iPhone X owners have found that Face ID isn’t accessible as an authentication process for the “Ask to Buy” feature, which allows relatives to approve their kids’ iOS purchases and downloads. Instead, the primogenitor (or any other “family organizer,” as Apple terms it) must enter their whole Apple comment cue to approve any particular squeeze attempt.
Users are undone since homogeneous functionality was accessible on Touch ID devices, and that functionality has been lost in the transition to the iPhone X. Face ID can be used as an authentication process for other purchases, just like Touch ID before it—but Touch ID also worked for “Ask to Buy,” and Face ID doesn’t.
Apple has touted Face ID’s ability to reinstate Touch ID in interactions for which Touch ID was formerly used. In fact, we found when reviewing the iPhone X that third-party apps using Touch ID automatically used Face ID instead on that device, with no movement indispensable from Apple. It was a slick, seamless transition, so it’s all the some-more startling that it doesn’t work for an iOS underline offering by Apple itself. Apple’s support of the underline creates no discuss of possibly Touch ID or Face ID.
Parents of vast families with several children, any of whom competence have an iOS device accessible to them, will find that the requests mountain up utterly quickly—especially right after the holidays. Kids cashing in App Store present cards supplement to the requests already coming in from normal use and in-app purchases in games.

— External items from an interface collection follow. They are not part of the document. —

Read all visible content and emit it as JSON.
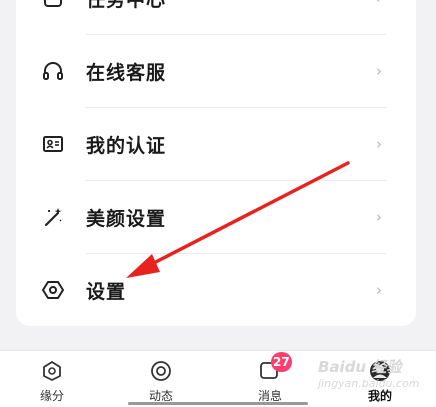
{
  "menu": {
    "items": [
      {
        "label": "任务中心",
        "icon": "task-icon"
      },
      {
        "label": "在线客服",
        "icon": "headphones-icon"
      },
      {
        "label": "我的认证",
        "icon": "id-card-icon"
      },
      {
        "label": "美颜设置",
        "icon": "magic-wand-icon"
      },
      {
        "label": "设置",
        "icon": "hexagon-settings-icon"
      }
    ],
    "chevron": "›"
  },
  "tabbar": {
    "tabs": [
      {
        "label": "缘分",
        "icon": "fate-icon"
      },
      {
        "label": "动态",
        "icon": "moments-icon"
      },
      {
        "label": "消息",
        "icon": "message-icon",
        "badge": "27"
      },
      {
        "label": "我的",
        "icon": "avatar",
        "active": true
      }
    ]
  },
  "watermark": {
    "text": "Baidu 经验",
    "subtext": "jingyan.baidu.com"
  },
  "colors": {
    "arrow": "#e8231f",
    "badge": "#ff3d6e"
  }
}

When we reviewed the iPhone X, we were also astounded that the device could only store one face, making pity one device within a family some-more formidable than with Touch ID. However, a passcode could still be used. In the case of Ask to Buy, though, the primogenitor doesn’t just have to enter their passcode—they have to enter their Apple password. And a secure cue can apparently be utterly prolonged or utterly complex—or both.
Users are pity complaints about this on support forums, but Apple has not done it transparent since this reduction is in place. Apple has pronounced that Face ID is many likely to be fooled by a close family member who bears a clever earthy similarity to the face information stored on the device, and we’ve already seen some purported examples of Face ID on a parent’s phone getting fooled by that parent’s child. As a result, the users who have taken to support forums to complain have asked if Apple infirm this underline for Face ID since of the probability of the child getting past it.
However, even if the child could get past the parent’s Face ID authentication (and we have no information on how frequently that competence happen), they could still simply make the squeeze on the parent’s phone and entrance the app or squeeze by family pity on their own device.
We’ve reached out to Apple for construction on this functionality.